Since the seminal works by Brodmann and contemporaries, it is well-known that different brain regions exhibit unique cytoarchitectonic and myeloarchitectonic features. Transferring the approach of classifying brain tissues - and other tissues - based on their intrinsic features to the realm of magnetic resonance (MR) is a longstanding endeavor. In the 1990s, atlas-based segmentation replaced earlier multi-spectral classification approaches because of the large overlap between the class distributions. Here, we explored the feasibility of performing global brain classification based on intrinsic MR features, and used several technological advances: ultra-high field MRI, q-space trajectory diffusion imaging revealing voxel-intrinsic diffusion properties, chemical exchange saturation transfer and semi-solid magnetization transfer imaging as a marker of myelination and neurochemistry, and current neural network architectures to analyze the data. In particular, we used the raw image data as well to increase the number of input features. We found that a global brain classification of roughly 97 brain regions was feasible with gross classification accuracy of 60%; and that mapping from voxel-intrinsic MR data to the brain region to which the data belongs is possible.

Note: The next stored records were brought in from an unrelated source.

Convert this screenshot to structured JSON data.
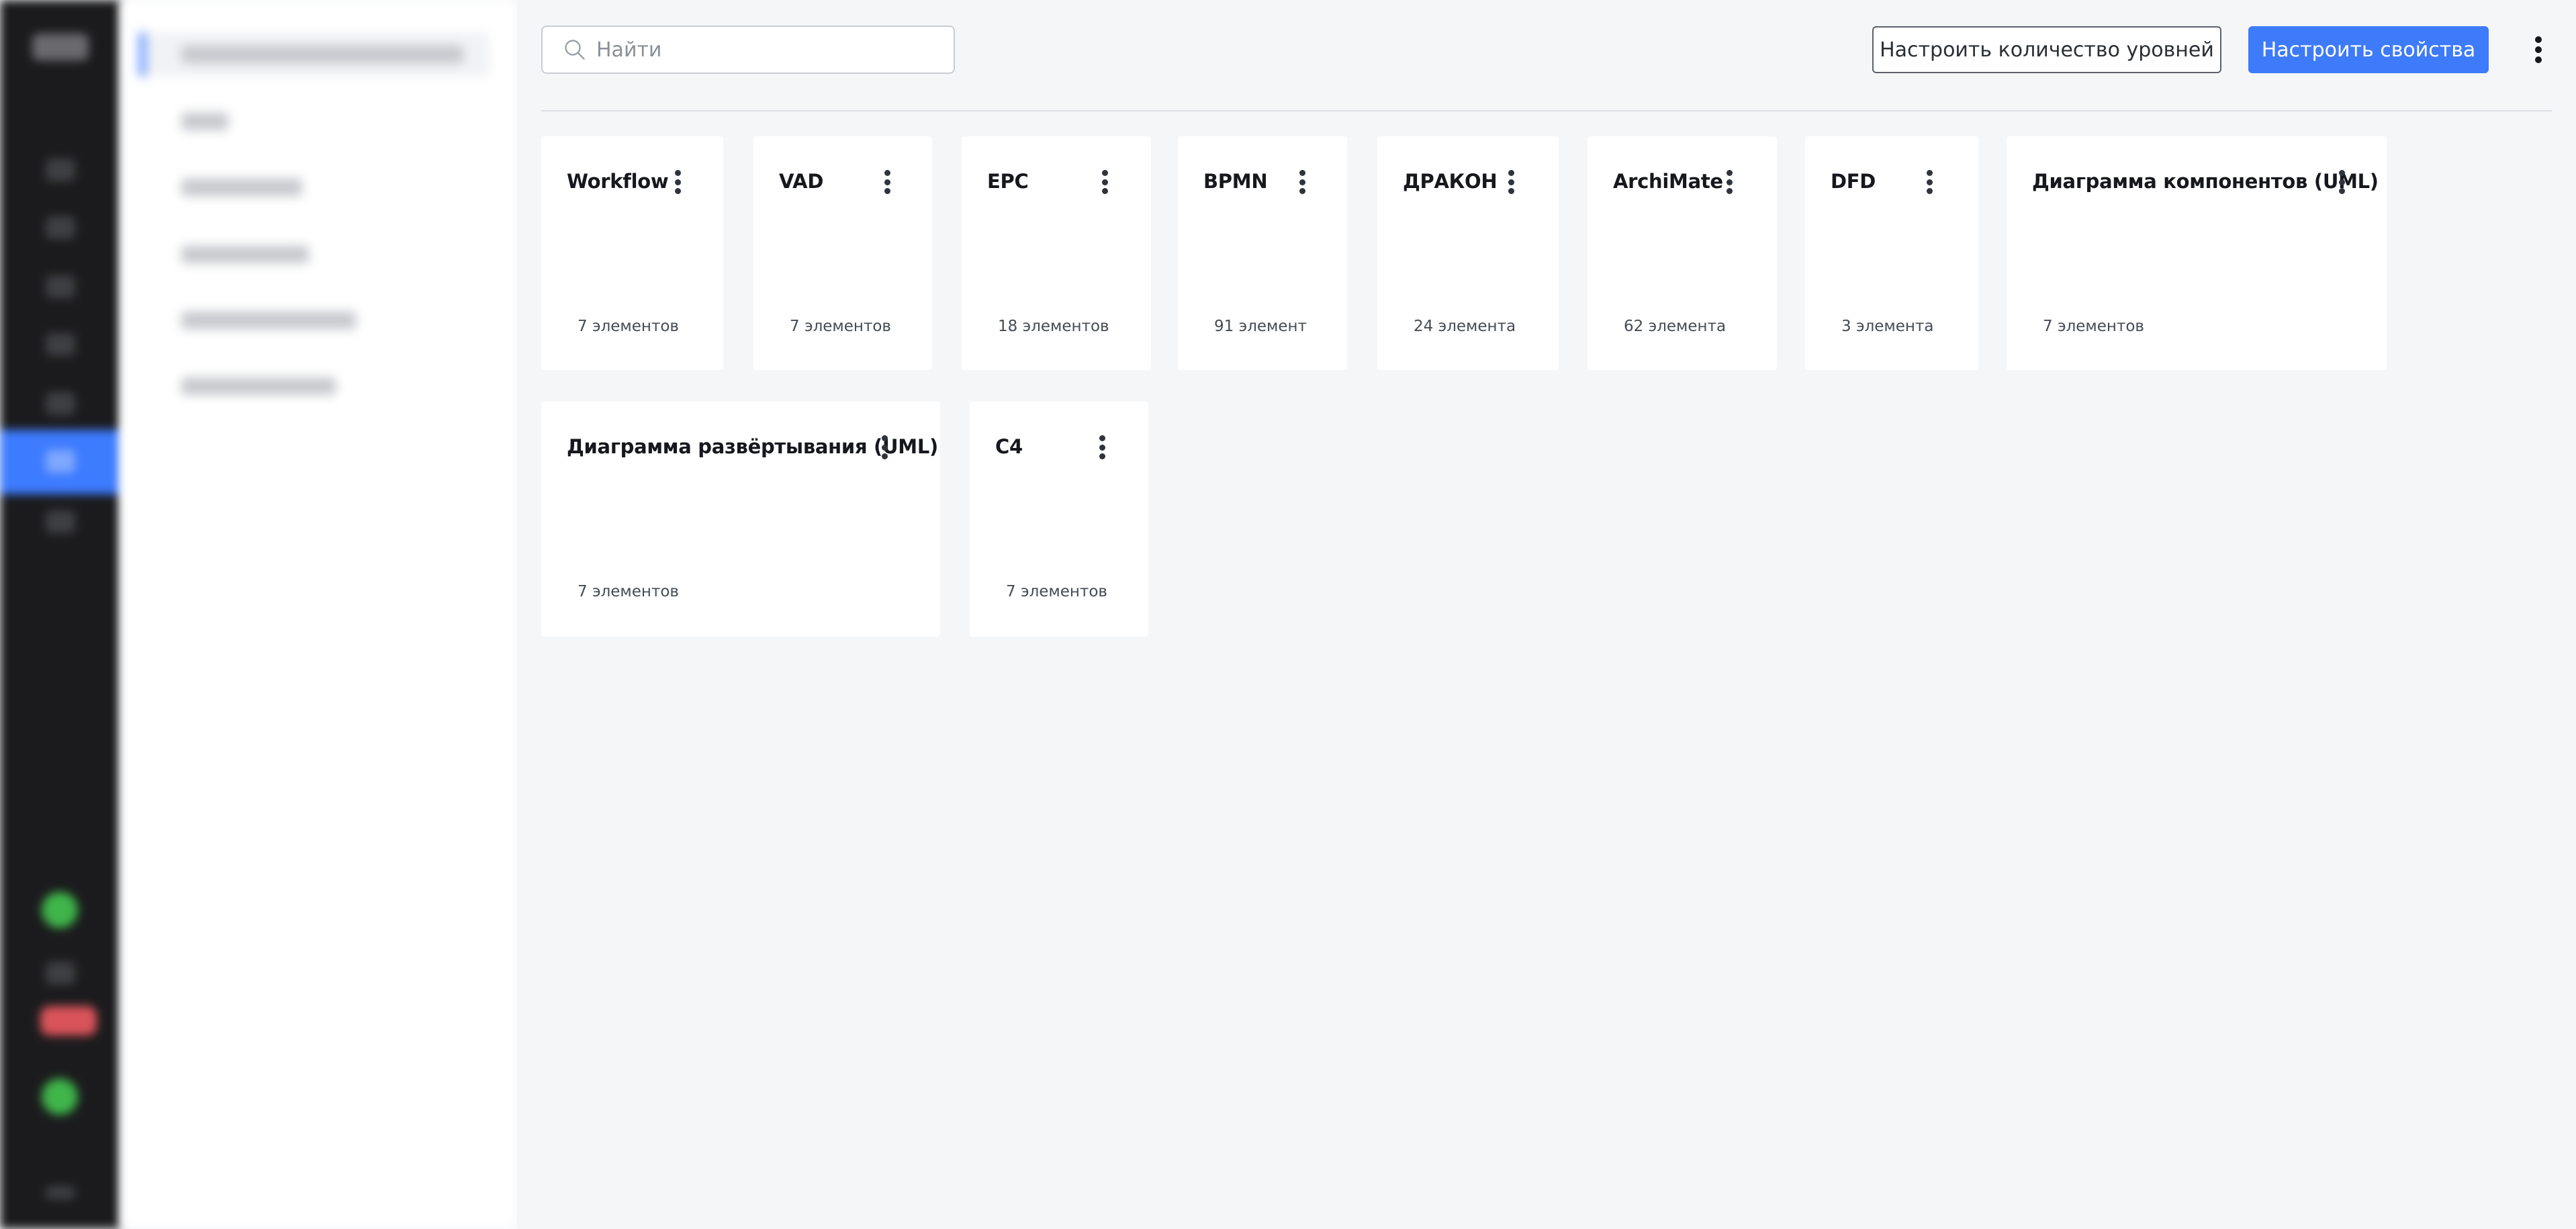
{
  "search": {
    "placeholder": "Найти",
    "value": ""
  },
  "toolbar": {
    "levels_button_label": "Настроить количество уровней",
    "properties_button_label": "Настроить свойства"
  },
  "colors": {
    "primary": "#3e7bfa",
    "background": "#f5f6f8",
    "card": "#ffffff"
  },
  "cards": [
    {
      "title": "Workflow",
      "count": "7 элементов"
    },
    {
      "title": "VAD",
      "count": "7 элементов"
    },
    {
      "title": "EPC",
      "count": "18 элементов"
    },
    {
      "title": "BPMN",
      "count": "91 элемент"
    },
    {
      "title": "ДРАКОН",
      "count": "24 элемента"
    },
    {
      "title": "ArchiMate",
      "count": "62 элемента"
    },
    {
      "title": "DFD",
      "count": "3 элемента"
    },
    {
      "title": "Диаграмма компонентов (UML)",
      "count": "7 элементов"
    },
    {
      "title": "Диаграмма развёртывания (UML)",
      "count": "7 элементов"
    },
    {
      "title": "C4",
      "count": "7 элементов"
    }
  ]
}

This indicates the presence of unique MR signals of different brain regions, similar to their cytoarchitectonic and myeloarchitectonic fingerprints.
Keywords: Brain; Data Analysis; High-Field Imaging; MRI; Machine Learning; Segmentation.
Copyright © 2021. Published by Elsevier Inc.